Robert L. Thoburn, a Christian educator and former Republican state legislator from Fairfax, yesterday lost his bid to build a Christian school for 480 students in a residential neighborhood north of Fairfax City.
Thoburn's application to build the school in a thickly wooded section of Oakton was defeated on a tie vote by the Fairfax County Board of Supervisors. The vote was 4 to 4, with Supervisor Joseph Alexander absent. Alexander said earlier he would have abstained on the vote because he was not present for a public hearing on the school a month ago.
The board also rejected a related application by Thoburn to build 17 homes on property adjoining the site of the proposed school.
Thoburn's application was opposed by most residents of the Oakton community but supported by parents whose children have attended his Fairfax Christian School, which now rents space in two Baptist churches south of Fairfax City.
After the vote, Thoburn blamed the defeat on what he called the liberals on the county board. "It's an attack upon Christianity," he declared. "It's like the Soviet Union. They allow religious freedom, they say, but they zone people out."
His son, John M. Thoburn, a partner in his father's businesses, added: "They don't like our political philosophy and our religious teaching. It's absurd."
Despite the Thoburns' charge that the decision on the school turned on political issues, Supervisor James M. Scott, a Democrat whose district includes the Oakton area, insisted that the board considered land-use issues paramount.
Scott, citing the county staff's recommendation that the Thoburn application be turned down, voted against the school. He said it did not conform to the county's master plan, which calls for single-family homes on large parcels in the area around Thoburn's land.
Scott said that Thoburn had made concessions to the county in the course of negotiations on the school, including cutting the size of the student body by about 100, but that these changes were "minor in relation to the requirements of the comprehensive plan and the zoning ordinance."
Thoburn founded the Fairfax Christian School in 1961, and until last year it was located on Pope's Head Road south of Fairfax City.

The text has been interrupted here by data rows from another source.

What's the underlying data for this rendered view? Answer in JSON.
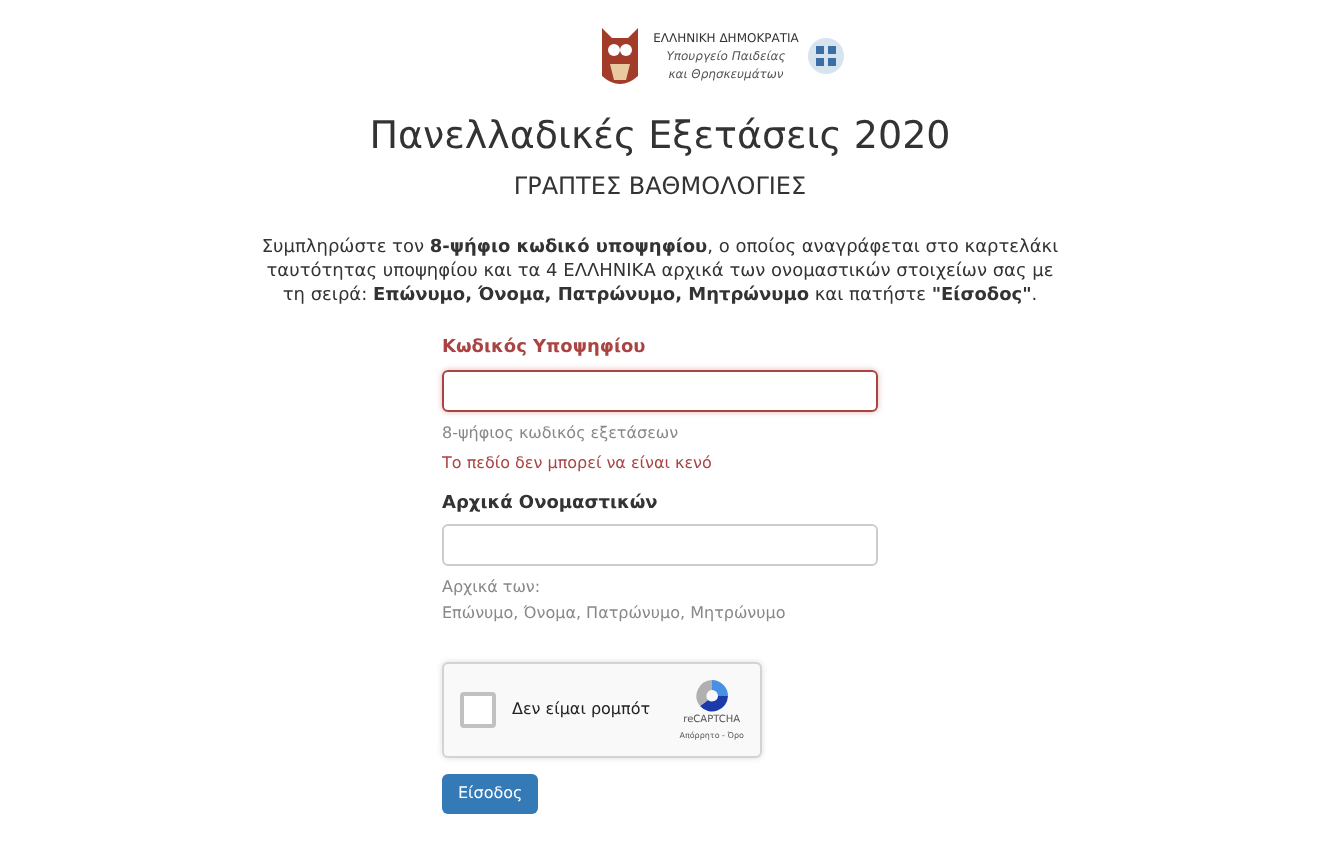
{
  "logo": {
    "lines": [
      "ΕΛΛΗΝΙΚΗ ΔΗΜΟΚΡΑΤΙΑ",
      "Υπουργείο Παιδείας",
      "και Θρησκευμάτων"
    ]
  },
  "title": "Πανελλαδικές Εξετάσεις 2020",
  "subtitle": "ΓΡΑΠΤΕΣ ΒΑΘΜΟΛΟΓΙΕΣ",
  "instructions": "Συμπληρώστε τον **8-ψήφιο κωδικό υποψηφίου**, ο οποίος αναγράφεται στο καρτελάκι ταυτότητας υποψηφίου και τα 4 ΕΛΛΗΝΙΚΑ αρχικά των ονομαστικών στοιχείων σας με τη σειρά: **Επώνυμο, Όνομα, Πατρώνυμο, Μητρώνυμο** και πατήστε **\"Είσοδος\"**.",
  "fields": [
    {
      "label": "Κωδικός Υποψηφίου",
      "error": true,
      "help": [
        "8-ψήφιος κωδικός εξετάσεων"
      ],
      "error_message": "Το πεδίο δεν μπορεί να είναι κενό"
    },
    {
      "label": "Αρχικά Ονομαστικών",
      "error": false,
      "help": [
        "Αρχικά των:",
        "Επώνυμο, Όνομα, Πατρώνυμο, Μητρώνυμο"
      ]
    }
  ],
  "captcha": {
    "label": "Δεν είμαι ρομπότ",
    "checked": false,
    "brand": "reCAPTCHA",
    "links": "Απόρρητο - Όρο"
  },
  "submit": "Είσοδος"
}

Last year, the Saudi Arabian Embassy paid him $3 million for the school's old campus, and Thoburn moved into rented quarters in two Baptist churches on Ox Road south of Fairfax City.
Thoburn vowed to fight the board's decision yesterday. "We intend to come back on this," he said. "We intend to take this to court."
His son pledged: "We want to put a school there and we definitely are going to do that. It's an absurdity not to allow a school there."
Robert Thoburn said he would buy other properties around the county and build more branches of the Fairfax Christian School on them.
Voting for the Thoburn application were Chairman John F. Herrity, and Supervisors Thomas M. Davis III, Elaine McConnell, and T. Farrell Egge, all Republicans.
Voting against were Supervisors Martha V. Pennino, Audrey Moore and James M. Scott, all Democrats, and Nancy K. Falck, a Republican.